▽
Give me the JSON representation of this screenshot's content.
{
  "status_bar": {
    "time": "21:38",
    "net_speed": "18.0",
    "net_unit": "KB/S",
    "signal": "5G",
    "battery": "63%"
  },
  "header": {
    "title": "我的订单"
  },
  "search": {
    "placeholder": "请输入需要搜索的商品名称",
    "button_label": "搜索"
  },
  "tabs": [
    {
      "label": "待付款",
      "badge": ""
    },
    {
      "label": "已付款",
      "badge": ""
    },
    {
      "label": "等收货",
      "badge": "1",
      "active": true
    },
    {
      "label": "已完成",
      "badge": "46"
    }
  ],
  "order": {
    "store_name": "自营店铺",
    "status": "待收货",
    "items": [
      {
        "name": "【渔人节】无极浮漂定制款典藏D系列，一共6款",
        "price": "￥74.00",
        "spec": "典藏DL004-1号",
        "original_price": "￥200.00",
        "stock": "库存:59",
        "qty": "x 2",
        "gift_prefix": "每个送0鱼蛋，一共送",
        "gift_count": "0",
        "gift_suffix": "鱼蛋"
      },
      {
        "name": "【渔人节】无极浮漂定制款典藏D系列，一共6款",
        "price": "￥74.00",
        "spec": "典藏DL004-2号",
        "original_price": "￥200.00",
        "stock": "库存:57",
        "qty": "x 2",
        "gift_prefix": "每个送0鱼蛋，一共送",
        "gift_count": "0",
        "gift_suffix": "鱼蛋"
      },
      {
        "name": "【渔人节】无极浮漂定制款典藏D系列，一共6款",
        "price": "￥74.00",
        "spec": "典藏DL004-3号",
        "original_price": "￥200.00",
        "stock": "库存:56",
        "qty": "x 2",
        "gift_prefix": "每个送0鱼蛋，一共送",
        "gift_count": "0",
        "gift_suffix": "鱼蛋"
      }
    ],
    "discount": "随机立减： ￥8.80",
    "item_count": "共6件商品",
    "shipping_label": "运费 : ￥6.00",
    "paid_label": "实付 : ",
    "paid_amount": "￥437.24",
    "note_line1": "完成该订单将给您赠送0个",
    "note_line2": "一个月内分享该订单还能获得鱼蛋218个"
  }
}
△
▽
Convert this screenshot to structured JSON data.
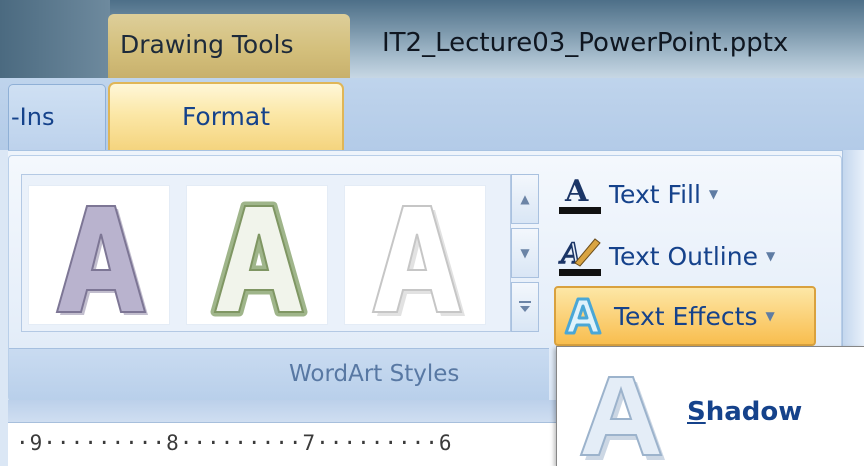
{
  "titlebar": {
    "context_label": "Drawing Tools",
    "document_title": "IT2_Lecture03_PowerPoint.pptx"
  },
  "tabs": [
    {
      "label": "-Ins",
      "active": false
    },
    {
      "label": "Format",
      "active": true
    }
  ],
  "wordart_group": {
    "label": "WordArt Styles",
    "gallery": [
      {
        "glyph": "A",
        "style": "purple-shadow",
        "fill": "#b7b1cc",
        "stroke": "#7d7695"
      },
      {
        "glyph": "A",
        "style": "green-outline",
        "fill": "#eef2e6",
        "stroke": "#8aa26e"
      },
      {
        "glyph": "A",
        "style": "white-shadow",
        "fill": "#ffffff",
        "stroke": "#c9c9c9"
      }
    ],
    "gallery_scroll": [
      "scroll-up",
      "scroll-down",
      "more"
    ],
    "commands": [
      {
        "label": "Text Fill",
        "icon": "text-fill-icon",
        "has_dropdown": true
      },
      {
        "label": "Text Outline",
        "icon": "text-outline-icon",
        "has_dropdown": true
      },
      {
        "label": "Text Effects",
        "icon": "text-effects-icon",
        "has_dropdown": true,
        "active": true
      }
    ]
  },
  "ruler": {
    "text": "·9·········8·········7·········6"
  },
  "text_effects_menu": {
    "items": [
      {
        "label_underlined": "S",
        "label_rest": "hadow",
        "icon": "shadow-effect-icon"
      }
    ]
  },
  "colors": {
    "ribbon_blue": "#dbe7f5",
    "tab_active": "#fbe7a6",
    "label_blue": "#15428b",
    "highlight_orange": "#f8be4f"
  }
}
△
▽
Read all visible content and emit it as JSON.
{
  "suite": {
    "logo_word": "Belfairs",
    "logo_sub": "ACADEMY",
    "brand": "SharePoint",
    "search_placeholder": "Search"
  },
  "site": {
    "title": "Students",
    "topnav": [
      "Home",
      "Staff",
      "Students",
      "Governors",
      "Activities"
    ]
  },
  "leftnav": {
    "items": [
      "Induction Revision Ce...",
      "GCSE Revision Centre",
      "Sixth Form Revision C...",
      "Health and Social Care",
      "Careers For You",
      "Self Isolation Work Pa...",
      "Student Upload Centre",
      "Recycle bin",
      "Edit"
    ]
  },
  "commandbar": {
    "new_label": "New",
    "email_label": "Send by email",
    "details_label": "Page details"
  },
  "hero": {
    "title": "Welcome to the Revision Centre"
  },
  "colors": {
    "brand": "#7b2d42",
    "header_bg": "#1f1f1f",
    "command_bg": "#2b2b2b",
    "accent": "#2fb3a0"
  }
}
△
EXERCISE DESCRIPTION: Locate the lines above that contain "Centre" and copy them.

SOLUTION FOR THIS PROBLEM:
      "GCSE Revision Centre",
      "Student Upload Centre",
    "title": "Welcome to the Revision Centre"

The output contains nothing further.